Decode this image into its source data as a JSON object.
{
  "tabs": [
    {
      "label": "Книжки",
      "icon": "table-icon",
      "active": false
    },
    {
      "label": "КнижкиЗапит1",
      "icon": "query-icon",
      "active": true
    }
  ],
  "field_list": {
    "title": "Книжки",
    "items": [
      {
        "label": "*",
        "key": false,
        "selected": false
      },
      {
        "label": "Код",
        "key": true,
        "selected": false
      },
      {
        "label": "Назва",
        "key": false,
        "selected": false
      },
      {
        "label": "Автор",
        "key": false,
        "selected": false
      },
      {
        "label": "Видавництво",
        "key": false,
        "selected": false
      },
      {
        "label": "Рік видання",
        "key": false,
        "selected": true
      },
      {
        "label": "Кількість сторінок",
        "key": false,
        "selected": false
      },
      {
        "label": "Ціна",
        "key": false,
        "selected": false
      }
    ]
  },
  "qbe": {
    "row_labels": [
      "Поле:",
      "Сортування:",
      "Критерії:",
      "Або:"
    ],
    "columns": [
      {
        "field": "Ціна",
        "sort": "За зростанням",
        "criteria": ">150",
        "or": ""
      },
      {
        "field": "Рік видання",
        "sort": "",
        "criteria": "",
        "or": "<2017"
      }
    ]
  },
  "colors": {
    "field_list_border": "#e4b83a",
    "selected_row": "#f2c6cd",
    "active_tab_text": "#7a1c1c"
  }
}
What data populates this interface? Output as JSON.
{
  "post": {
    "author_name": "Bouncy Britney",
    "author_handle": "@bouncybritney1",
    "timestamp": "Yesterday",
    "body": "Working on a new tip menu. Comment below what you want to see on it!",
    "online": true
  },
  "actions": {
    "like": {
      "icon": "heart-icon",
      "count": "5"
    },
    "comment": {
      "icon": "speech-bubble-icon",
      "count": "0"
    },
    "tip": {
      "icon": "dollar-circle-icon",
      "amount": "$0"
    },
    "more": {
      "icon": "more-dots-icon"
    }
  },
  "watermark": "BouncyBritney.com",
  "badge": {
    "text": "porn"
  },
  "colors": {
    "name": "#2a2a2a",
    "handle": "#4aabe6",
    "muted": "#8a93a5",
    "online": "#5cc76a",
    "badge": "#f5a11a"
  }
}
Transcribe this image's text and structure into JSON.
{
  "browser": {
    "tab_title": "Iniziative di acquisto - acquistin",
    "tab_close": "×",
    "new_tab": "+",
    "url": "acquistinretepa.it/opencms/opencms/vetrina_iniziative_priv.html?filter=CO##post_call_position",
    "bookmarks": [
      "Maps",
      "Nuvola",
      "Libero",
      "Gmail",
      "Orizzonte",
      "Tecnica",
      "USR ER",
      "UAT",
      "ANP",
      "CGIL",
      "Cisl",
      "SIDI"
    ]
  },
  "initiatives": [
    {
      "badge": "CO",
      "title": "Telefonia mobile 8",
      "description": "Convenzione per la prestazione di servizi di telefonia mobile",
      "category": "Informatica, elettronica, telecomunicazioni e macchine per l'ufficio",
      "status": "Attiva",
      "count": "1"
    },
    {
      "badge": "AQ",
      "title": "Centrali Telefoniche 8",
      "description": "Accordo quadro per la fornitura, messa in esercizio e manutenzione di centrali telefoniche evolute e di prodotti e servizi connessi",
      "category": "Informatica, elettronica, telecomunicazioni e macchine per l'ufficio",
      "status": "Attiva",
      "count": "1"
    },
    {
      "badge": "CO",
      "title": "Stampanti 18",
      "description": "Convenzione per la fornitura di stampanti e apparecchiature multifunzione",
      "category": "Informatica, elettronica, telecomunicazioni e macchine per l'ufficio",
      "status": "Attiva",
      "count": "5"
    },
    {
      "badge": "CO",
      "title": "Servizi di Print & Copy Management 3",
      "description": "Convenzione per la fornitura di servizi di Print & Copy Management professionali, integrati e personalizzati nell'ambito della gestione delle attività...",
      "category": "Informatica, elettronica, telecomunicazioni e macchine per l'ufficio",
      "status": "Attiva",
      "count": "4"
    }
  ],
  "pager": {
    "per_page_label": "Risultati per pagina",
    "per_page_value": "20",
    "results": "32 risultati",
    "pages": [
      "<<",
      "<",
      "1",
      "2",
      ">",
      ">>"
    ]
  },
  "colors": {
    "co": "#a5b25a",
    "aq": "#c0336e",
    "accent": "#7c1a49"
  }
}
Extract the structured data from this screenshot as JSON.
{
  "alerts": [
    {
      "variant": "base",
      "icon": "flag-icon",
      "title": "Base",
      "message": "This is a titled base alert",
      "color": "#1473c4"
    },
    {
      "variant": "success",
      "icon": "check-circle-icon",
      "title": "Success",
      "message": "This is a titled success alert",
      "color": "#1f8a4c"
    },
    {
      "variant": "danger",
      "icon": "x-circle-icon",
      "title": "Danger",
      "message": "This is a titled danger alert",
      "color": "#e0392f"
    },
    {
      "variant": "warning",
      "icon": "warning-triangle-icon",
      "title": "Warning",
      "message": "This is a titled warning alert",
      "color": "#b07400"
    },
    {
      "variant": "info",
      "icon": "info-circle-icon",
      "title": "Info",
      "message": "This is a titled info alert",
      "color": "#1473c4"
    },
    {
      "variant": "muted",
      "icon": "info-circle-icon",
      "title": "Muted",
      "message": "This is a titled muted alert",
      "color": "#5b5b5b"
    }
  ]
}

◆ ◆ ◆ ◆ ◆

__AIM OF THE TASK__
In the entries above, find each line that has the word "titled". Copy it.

__RESPONSE TO THIS TASK__
      "message": "This is a titled base alert",
      "message": "This is a titled success alert",
      "message": "This is a titled danger alert",
      "message": "This is a titled warning alert",
      "message": "This is a titled info alert",
      "message": "This is a titled muted alert",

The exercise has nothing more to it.